* RECORD EXCERPTS:
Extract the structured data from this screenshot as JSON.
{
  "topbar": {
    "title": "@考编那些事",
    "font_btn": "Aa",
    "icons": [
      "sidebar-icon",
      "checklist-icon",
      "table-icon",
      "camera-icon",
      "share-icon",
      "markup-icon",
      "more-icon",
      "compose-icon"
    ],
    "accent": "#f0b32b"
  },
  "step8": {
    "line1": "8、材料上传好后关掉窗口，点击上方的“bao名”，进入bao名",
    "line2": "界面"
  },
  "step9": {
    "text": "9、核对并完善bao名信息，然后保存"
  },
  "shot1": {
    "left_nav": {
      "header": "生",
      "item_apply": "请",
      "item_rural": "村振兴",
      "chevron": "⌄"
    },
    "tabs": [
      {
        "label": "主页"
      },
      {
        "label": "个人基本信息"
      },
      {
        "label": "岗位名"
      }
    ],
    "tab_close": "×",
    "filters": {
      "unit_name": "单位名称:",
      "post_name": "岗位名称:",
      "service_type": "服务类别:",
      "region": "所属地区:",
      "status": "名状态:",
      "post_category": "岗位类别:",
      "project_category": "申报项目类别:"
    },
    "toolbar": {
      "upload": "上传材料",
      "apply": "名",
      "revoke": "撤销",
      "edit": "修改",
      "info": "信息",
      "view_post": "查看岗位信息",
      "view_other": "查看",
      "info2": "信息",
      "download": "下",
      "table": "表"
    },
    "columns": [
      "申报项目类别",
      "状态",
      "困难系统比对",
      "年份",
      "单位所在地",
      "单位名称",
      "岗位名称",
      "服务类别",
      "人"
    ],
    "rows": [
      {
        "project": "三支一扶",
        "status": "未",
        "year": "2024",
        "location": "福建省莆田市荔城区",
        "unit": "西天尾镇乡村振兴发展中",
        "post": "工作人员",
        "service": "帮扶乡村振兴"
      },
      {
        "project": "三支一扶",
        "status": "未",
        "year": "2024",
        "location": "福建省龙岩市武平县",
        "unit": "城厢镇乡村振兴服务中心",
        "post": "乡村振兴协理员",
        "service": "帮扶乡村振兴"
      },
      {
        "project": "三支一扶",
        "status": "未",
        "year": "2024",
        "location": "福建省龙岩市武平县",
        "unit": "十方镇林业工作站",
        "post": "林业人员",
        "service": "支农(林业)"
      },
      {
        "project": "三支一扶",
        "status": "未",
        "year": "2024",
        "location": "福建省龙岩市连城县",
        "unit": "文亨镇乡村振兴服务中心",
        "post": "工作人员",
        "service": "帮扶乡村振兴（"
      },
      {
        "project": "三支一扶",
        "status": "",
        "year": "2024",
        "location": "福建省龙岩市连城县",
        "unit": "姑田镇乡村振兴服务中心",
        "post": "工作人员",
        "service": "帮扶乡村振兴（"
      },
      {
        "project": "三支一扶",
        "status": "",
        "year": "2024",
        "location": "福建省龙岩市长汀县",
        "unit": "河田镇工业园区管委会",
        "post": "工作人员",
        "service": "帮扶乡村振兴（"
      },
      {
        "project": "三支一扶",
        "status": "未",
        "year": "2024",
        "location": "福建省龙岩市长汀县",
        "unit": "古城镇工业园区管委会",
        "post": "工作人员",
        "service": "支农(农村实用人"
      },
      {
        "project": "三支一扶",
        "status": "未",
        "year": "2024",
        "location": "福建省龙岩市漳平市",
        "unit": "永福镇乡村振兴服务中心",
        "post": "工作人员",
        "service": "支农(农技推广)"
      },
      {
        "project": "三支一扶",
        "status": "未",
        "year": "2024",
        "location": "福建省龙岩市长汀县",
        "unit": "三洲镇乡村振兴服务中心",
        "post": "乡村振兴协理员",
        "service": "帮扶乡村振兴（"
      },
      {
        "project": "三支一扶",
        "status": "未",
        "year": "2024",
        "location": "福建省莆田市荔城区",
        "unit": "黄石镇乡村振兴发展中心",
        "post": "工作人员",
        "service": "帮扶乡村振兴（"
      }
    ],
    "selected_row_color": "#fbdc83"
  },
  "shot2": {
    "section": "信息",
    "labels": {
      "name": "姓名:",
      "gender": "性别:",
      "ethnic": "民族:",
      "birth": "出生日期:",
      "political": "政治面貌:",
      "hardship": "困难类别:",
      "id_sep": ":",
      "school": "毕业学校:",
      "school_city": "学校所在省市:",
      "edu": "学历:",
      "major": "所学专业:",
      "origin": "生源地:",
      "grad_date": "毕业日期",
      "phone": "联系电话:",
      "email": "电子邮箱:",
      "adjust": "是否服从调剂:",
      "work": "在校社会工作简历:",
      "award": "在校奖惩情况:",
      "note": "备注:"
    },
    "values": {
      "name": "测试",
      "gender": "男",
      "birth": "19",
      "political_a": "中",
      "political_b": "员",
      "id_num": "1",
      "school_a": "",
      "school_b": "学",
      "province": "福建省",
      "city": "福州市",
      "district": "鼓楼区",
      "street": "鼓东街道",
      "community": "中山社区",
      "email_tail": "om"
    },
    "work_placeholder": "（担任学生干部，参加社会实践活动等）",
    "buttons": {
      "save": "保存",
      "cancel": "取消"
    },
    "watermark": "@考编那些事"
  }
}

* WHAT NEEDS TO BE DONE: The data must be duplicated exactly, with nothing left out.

* WRITTEN ANSWER:
Extract the structured data from this screenshot as JSON.
{
  "topbar": {
    "title": "@考编那些事",
    "font_btn": "Aa",
    "icons": [
      "sidebar-icon",
      "checklist-icon",
      "table-icon",
      "camera-icon",
      "share-icon",
      "markup-icon",
      "more-icon",
      "compose-icon"
    ],
    "accent": "#f0b32b"
  },
  "step8": {
    "line1": "8、材料上传好后关掉窗口，点击上方的“bao名”，进入bao名",
    "line2": "界面"
  },
  "step9": {
    "text": "9、核对并完善bao名信息，然后保存"
  },
  "shot1": {
    "left_nav": {
      "header": "生",
      "item_apply": "请",
      "item_rural": "村振兴",
      "chevron": "⌄"
    },
    "tabs": [
      {
        "label": "主页"
      },
      {
        "label": "个人基本信息"
      },
      {
        "label": "岗位名"
      }
    ],
    "tab_close": "×",
    "filters": {
      "unit_name": "单位名称:",
      "post_name": "岗位名称:",
      "service_type": "服务类别:",
      "region": "所属地区:",
      "status": "名状态:",
      "post_category": "岗位类别:",
      "project_category": "申报项目类别:"
    },
    "toolbar": {
      "upload": "上传材料",
      "apply": "名",
      "revoke": "撤销",
      "edit": "修改",
      "info": "信息",
      "view_post": "查看岗位信息",
      "view_other": "查看",
      "info2": "信息",
      "download": "下",
      "table": "表"
    },
    "columns": [
      "申报项目类别",
      "状态",
      "困难系统比对",
      "年份",
      "单位所在地",
      "单位名称",
      "岗位名称",
      "服务类别",
      "人"
    ],
    "rows": [
      {
        "project": "三支一扶",
        "status": "未",
        "year": "2024",
        "location": "福建省莆田市荔城区",
        "unit": "西天尾镇乡村振兴发展中",
        "post": "工作人员",
        "service": "帮扶乡村振兴"
      },
      {
        "project": "三支一扶",
        "status": "未",
        "year": "2024",
        "location": "福建省龙岩市武平县",
        "unit": "城厢镇乡村振兴服务中心",
        "post": "乡村振兴协理员",
        "service": "帮扶乡村振兴"
      },
      {
        "project": "三支一扶",
        "status": "未",
        "year": "2024",
        "location": "福建省龙岩市武平县",
        "unit": "十方镇林业工作站",
        "post": "林业人员",
        "service": "支农(林业)"
      },
      {
        "project": "三支一扶",
        "status": "未",
        "year": "2024",
        "location": "福建省龙岩市连城县",
        "unit": "文亨镇乡村振兴服务中心",
        "post": "工作人员",
        "service": "帮扶乡村振兴（"
      },
      {
        "project": "三支一扶",
        "status": "",
        "year": "2024",
        "location": "福建省龙岩市连城县",
        "unit": "姑田镇乡村振兴服务中心",
        "post": "工作人员",
        "service": "帮扶乡村振兴（"
      },
      {
        "project": "三支一扶",
        "status": "",
        "year": "2024",
        "location": "福建省龙岩市长汀县",
        "unit": "河田镇工业园区管委会",
        "post": "工作人员",
        "service": "帮扶乡村振兴（"
      },
      {
        "project": "三支一扶",
        "status": "未",
        "year": "2024",
        "location": "福建省龙岩市长汀县",
        "unit": "古城镇工业园区管委会",
        "post": "工作人员",
        "service": "支农(农村实用人"
      },
      {
        "project": "三支一扶",
        "status": "未",
        "year": "2024",
        "location": "福建省龙岩市漳平市",
        "unit": "永福镇乡村振兴服务中心",
        "post": "工作人员",
        "service": "支农(农技推广)"
      },
      {
        "project": "三支一扶",
        "status": "未",
        "year": "2024",
        "location": "福建省龙岩市长汀县",
        "unit": "三洲镇乡村振兴服务中心",
        "post": "乡村振兴协理员",
        "service": "帮扶乡村振兴（"
      },
      {
        "project": "三支一扶",
        "status": "未",
        "year": "2024",
        "location": "福建省莆田市荔城区",
        "unit": "黄石镇乡村振兴发展中心",
        "post": "工作人员",
        "service": "帮扶乡村振兴（"
      }
    ],
    "selected_row_color": "#fbdc83"
  },
  "shot2": {
    "section": "信息",
    "labels": {
      "name": "姓名:",
      "gender": "性别:",
      "ethnic": "民族:",
      "birth": "出生日期:",
      "political": "政治面貌:",
      "hardship": "困难类别:",
      "id_sep": ":",
      "school": "毕业学校:",
      "school_city": "学校所在省市:",
      "edu": "学历:",
      "major": "所学专业:",
      "origin": "生源地:",
      "grad_date": "毕业日期",
      "phone": "联系电话:",
      "email": "电子邮箱:",
      "adjust": "是否服从调剂:",
      "work": "在校社会工作简历:",
      "award": "在校奖惩情况:",
      "note": "备注:"
    },
    "values": {
      "name": "测试",
      "gender": "男",
      "birth": "19",
      "political_a": "中",
      "political_b": "员",
      "id_num": "1",
      "school_a": "",
      "school_b": "学",
      "province": "福建省",
      "city": "福州市",
      "district": "鼓楼区",
      "street": "鼓东街道",
      "community": "中山社区",
      "email_tail": "om"
    },
    "work_placeholder": "（担任学生干部，参加社会实践活动等）",
    "buttons": {
      "save": "保存",
      "cancel": "取消"
    },
    "watermark": "@考编那些事"
  }
}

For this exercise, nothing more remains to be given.